• [Problem] Check each line of the material for the string "Velkommen", and copy the lines that have it.
━━━━━ Records shown ━━━━━
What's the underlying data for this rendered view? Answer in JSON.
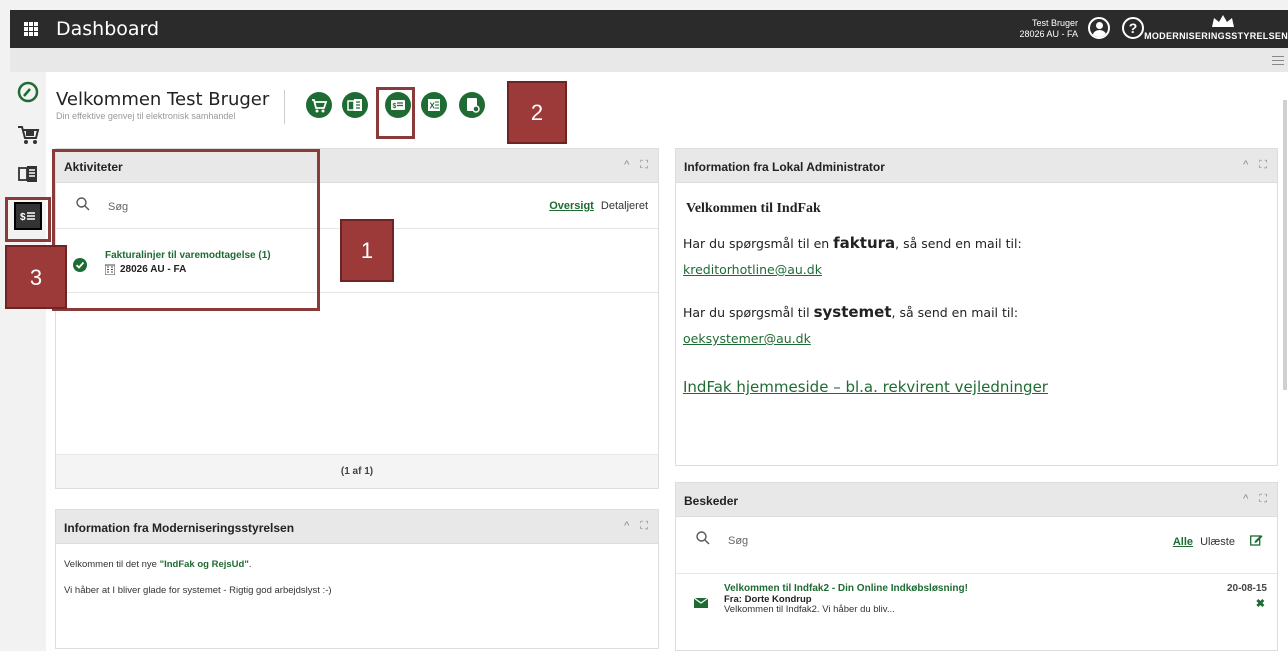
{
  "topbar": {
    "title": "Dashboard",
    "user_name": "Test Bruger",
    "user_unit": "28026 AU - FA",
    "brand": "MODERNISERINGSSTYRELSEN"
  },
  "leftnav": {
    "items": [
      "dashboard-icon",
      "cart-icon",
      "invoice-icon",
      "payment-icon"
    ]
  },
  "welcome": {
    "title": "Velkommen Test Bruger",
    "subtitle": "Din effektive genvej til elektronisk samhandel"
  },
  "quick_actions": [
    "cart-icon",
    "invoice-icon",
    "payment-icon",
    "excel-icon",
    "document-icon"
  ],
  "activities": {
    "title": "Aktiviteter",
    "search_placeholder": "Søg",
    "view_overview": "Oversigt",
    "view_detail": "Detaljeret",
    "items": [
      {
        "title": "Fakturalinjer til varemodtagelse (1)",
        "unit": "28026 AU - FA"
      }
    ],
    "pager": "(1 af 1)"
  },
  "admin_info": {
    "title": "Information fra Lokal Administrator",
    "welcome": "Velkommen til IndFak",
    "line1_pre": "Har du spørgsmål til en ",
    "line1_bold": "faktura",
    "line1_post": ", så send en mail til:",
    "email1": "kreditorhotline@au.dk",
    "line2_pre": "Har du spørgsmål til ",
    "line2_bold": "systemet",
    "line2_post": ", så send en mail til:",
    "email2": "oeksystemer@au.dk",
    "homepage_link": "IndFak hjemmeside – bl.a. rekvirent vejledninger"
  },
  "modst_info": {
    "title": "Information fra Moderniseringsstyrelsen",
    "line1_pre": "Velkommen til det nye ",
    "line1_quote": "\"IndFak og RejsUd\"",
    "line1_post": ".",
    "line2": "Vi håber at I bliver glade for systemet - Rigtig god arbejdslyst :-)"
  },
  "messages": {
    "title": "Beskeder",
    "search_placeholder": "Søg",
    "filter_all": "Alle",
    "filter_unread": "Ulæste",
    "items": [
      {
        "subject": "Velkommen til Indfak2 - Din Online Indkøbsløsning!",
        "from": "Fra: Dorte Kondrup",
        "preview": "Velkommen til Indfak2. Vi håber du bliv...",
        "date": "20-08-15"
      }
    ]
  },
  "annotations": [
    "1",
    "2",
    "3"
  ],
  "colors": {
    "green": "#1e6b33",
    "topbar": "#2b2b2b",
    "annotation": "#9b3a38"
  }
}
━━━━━
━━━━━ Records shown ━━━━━
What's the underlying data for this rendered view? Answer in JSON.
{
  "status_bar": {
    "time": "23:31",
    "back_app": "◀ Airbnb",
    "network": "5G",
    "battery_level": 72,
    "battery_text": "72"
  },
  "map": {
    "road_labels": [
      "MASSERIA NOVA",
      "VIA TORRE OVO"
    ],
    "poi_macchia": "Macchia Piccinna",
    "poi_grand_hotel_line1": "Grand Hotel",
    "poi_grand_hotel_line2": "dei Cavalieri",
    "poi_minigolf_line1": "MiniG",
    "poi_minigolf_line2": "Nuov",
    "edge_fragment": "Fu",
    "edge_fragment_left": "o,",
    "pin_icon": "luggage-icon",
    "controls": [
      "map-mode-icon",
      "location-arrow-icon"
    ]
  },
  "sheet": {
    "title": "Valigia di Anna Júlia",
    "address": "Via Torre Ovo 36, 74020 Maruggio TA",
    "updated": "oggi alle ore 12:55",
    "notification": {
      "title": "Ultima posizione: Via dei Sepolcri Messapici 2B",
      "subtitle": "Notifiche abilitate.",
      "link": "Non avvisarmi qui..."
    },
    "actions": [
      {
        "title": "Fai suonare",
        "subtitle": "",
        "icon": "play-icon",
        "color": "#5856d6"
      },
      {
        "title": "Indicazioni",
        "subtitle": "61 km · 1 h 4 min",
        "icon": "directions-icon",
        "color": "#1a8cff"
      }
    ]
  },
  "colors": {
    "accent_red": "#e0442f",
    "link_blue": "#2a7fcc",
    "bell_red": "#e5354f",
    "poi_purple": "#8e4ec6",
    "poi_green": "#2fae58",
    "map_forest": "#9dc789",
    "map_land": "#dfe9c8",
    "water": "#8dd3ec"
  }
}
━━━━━
• [Written response]
    "title": "Velkommen Test Bruger",
    "welcome": "Velkommen til IndFak",
    "line1_pre": "Velkommen til det nye ",
        "subject": "Velkommen til Indfak2 - Din Online Indkøbsløsning!",
        "preview": "Velkommen til Indfak2. Vi håber du bliv...",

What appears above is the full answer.